(Data extracted from a collection)
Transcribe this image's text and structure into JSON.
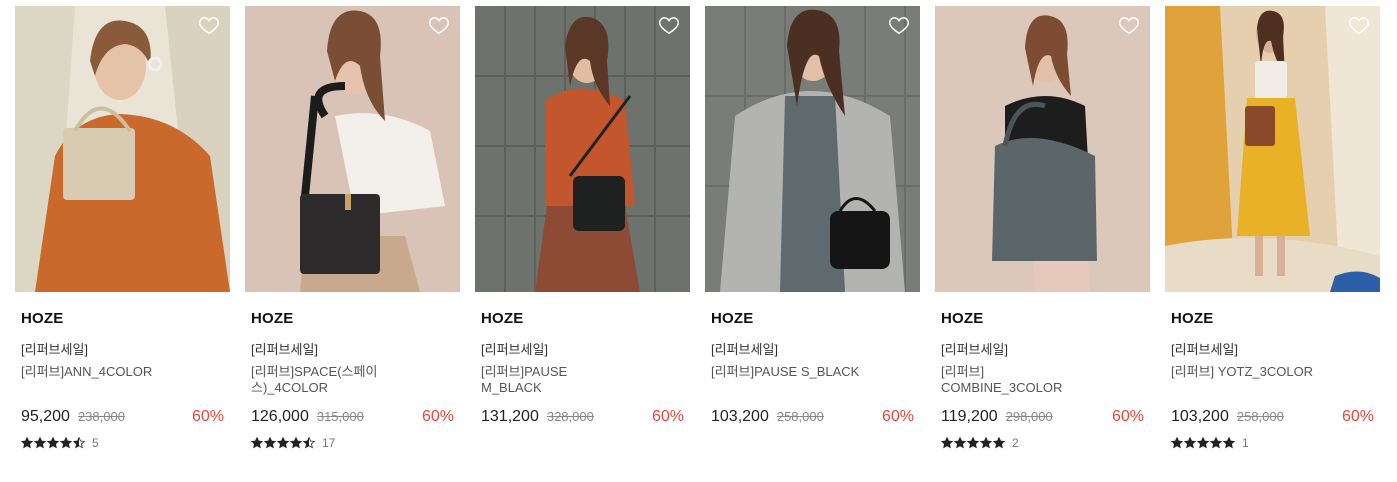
{
  "products": [
    {
      "brand": "HOZE",
      "tag": "[리퍼브세일]",
      "name": "[리퍼브]ANN_4COLOR",
      "price": "95,200",
      "original_price": "238,000",
      "discount": "60%",
      "rating": 4.5,
      "review_count": "5"
    },
    {
      "brand": "HOZE",
      "tag": "[리퍼브세일]",
      "name": "[리퍼브]SPACE(스페이스)_4COLOR",
      "price": "126,000",
      "original_price": "315,000",
      "discount": "60%",
      "rating": 4.5,
      "review_count": "17"
    },
    {
      "brand": "HOZE",
      "tag": "[리퍼브세일]",
      "name": "[리퍼브]PAUSE M_BLACK",
      "price": "131,200",
      "original_price": "328,000",
      "discount": "60%"
    },
    {
      "brand": "HOZE",
      "tag": "[리퍼브세일]",
      "name": "[리퍼브]PAUSE S_BLACK",
      "price": "103,200",
      "original_price": "258,000",
      "discount": "60%"
    },
    {
      "brand": "HOZE",
      "tag": "[리퍼브세일]",
      "name": "[리퍼브] COMBINE_3COLOR",
      "price": "119,200",
      "original_price": "298,000",
      "discount": "60%",
      "rating": 5,
      "review_count": "2"
    },
    {
      "brand": "HOZE",
      "tag": "[리퍼브세일]",
      "name": "[리퍼브] YOTZ_3COLOR",
      "price": "103,200",
      "original_price": "258,000",
      "discount": "60%",
      "rating": 5,
      "review_count": "1"
    }
  ],
  "colors": {
    "discount": "#e8483a",
    "star": "#222222"
  },
  "icons": {
    "wishlist": "heart-outline-icon",
    "rating": "star-icon"
  }
}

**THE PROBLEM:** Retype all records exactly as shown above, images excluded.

**RESULT FOR THIS EXERCISE:**
Transcribe this image's text and structure into JSON.
{
  "products": [
    {
      "brand": "HOZE",
      "tag": "[리퍼브세일]",
      "name": "[리퍼브]ANN_4COLOR",
      "price": "95,200",
      "original_price": "238,000",
      "discount": "60%",
      "rating": 4.5,
      "review_count": "5"
    },
    {
      "brand": "HOZE",
      "tag": "[리퍼브세일]",
      "name": "[리퍼브]SPACE(스페이스)_4COLOR",
      "price": "126,000",
      "original_price": "315,000",
      "discount": "60%",
      "rating": 4.5,
      "review_count": "17"
    },
    {
      "brand": "HOZE",
      "tag": "[리퍼브세일]",
      "name": "[리퍼브]PAUSE M_BLACK",
      "price": "131,200",
      "original_price": "328,000",
      "discount": "60%"
    },
    {
      "brand": "HOZE",
      "tag": "[리퍼브세일]",
      "name": "[리퍼브]PAUSE S_BLACK",
      "price": "103,200",
      "original_price": "258,000",
      "discount": "60%"
    },
    {
      "brand": "HOZE",
      "tag": "[리퍼브세일]",
      "name": "[리퍼브] COMBINE_3COLOR",
      "price": "119,200",
      "original_price": "298,000",
      "discount": "60%",
      "rating": 5,
      "review_count": "2"
    },
    {
      "brand": "HOZE",
      "tag": "[리퍼브세일]",
      "name": "[리퍼브] YOTZ_3COLOR",
      "price": "103,200",
      "original_price": "258,000",
      "discount": "60%",
      "rating": 5,
      "review_count": "1"
    }
  ],
  "colors": {
    "discount": "#e8483a",
    "star": "#222222"
  },
  "icons": {
    "wishlist": "heart-outline-icon",
    "rating": "star-icon"
  }
}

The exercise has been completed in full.